RESEARCH FOUNDATION OF STATE UNIVERSITY OF NEW YORK, THE
Diabetic Uropathy is a term for a range of debilitating urologic complications such as bladder dysfunction, urinary incontinence, urinary tract infection and sexual dysfunction, that are among the most common and costly, yet understudied complications of diabetes mellitus (DM), an incurable disease that affects at least 20 million people in the U.S. and is rising in prevalence with the rapidly rising prevalence of obesity. Therapeutic options for diabetic uropathy are inadequate and have not improved over the last 50 years.
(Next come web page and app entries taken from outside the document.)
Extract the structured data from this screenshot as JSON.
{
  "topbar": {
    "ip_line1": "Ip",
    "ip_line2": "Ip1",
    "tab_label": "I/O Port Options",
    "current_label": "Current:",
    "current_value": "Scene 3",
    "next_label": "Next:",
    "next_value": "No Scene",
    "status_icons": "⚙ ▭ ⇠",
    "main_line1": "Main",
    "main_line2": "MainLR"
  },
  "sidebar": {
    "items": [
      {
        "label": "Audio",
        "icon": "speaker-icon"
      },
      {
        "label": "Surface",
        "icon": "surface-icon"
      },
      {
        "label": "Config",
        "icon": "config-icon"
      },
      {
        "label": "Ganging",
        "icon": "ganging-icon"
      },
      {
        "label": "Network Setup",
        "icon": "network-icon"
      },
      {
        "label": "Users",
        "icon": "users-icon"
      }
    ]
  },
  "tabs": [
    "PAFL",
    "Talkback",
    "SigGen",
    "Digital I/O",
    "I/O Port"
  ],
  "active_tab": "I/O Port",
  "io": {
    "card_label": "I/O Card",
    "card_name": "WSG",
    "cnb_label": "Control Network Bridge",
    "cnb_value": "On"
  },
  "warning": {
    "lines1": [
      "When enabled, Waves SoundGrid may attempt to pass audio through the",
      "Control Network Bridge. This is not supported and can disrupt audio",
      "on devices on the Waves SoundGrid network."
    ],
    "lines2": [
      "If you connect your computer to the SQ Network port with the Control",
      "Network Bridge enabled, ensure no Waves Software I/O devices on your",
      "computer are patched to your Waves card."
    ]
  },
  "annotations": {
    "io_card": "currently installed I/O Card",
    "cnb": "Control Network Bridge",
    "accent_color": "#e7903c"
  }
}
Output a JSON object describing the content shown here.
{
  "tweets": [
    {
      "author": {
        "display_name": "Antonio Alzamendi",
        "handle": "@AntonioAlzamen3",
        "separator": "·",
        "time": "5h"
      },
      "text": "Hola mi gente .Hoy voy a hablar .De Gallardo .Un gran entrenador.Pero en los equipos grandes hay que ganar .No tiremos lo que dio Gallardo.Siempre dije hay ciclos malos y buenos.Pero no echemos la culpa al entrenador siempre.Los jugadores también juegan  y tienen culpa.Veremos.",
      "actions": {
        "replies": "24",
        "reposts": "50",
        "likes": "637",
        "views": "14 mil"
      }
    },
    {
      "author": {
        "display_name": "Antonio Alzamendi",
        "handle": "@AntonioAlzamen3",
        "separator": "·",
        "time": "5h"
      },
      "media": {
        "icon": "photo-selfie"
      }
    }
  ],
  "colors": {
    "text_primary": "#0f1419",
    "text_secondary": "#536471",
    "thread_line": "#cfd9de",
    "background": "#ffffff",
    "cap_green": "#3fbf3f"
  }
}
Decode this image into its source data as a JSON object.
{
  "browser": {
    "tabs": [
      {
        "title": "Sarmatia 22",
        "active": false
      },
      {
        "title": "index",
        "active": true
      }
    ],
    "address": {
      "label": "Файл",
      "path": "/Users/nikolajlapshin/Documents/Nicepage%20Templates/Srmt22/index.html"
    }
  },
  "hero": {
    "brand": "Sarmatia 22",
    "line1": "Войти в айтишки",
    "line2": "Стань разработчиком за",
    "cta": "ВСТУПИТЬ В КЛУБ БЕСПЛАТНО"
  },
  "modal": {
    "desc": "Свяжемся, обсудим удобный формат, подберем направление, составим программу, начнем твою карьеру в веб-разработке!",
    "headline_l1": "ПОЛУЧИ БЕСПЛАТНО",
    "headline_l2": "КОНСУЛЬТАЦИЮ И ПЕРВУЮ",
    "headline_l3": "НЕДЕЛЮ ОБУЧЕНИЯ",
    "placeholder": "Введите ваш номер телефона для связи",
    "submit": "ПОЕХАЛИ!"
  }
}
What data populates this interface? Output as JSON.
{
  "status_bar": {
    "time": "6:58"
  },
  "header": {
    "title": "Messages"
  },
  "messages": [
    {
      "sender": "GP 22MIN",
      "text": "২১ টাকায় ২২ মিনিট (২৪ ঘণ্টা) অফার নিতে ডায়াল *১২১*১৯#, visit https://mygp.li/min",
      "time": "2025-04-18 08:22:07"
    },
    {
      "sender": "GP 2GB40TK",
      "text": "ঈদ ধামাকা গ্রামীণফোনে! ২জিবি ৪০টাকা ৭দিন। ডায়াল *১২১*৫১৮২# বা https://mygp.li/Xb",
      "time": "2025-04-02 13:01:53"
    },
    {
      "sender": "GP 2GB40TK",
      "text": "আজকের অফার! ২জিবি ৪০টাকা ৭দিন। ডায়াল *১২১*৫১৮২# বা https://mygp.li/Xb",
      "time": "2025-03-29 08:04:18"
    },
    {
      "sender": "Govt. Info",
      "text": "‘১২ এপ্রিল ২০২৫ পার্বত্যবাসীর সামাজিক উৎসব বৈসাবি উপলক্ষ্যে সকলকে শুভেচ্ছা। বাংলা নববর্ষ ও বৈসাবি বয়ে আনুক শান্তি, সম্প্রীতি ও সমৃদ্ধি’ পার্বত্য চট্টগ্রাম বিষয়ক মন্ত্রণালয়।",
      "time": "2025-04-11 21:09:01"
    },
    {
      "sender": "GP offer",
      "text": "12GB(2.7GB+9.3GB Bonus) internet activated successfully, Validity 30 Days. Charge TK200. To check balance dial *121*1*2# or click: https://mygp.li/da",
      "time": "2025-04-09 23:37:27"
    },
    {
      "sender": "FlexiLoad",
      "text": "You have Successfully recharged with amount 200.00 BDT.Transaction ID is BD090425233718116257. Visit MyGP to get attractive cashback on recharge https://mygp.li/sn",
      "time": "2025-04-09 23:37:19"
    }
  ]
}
In response to RFA-DK-05-011, we propose to work with the Animal Models of Diabetic Complications Consortium's organizational structure to function as the 'Diabetic Uropathy Pathobiology Site" to participate in development of two novel mice models of diabetic uropathy and to investigate the mechanisms of the pathophysiology of diabetic bladder dysfunction in these animals. Based on the observed temporal effects of diabetes on the bladder function in small animals, we hypothesize that depletion of manganese superoxide dismutase (MnSOD) specifically in smooth muscle of adult mice will exacerbate accumulation of free radicals in smooth muscle during STZ-induced diabetes and accelerate the onset of the decompensated phase of diabetic bladder dysfunction. We hypothesize further that limiting depletion of MnSOD to arterial smooth muscle will have a lesser effect on STZ-induced diabetic bladder dysfunction by limiting exacerbationof STZ-induced free radical accumulation to the vasculature. Depletion of MnSOD selectively in total and arterial smooth muscle in the MnSODlox/lox, SM- CreER12 mice and MnSODlox/lox, ASM-CreERT2 mice, respectively, will be accomplished by administration of 4-hydroxytamoxifento activate Cre recombinase expressed in the smooth muscle. The animals will be further treated with 4-hydroxytamoxifen treatment, and half of them will be injected with STZ to induce diabetes. The bladder function in the animals will be studied via four specific aims to examine: 1) the temporal alterations in the in-vivo bladder function by micturition habits and conscious cystometry; 2) the temporal course of morphological changes in diabetes-induced bladder hypertrophy; 3) temporal alterations in the contractile function of the detrusor muscle; 4) the temporal alterations in afferent and efferent autonomic pathways innervating the bladder. The Principal Investigator and the research team have a productive track record in being a part of the existing AMDCC since 2003 and have functioned well under the auspices of the NIH, and the Steering and External Advisory Committees of the AMDCC.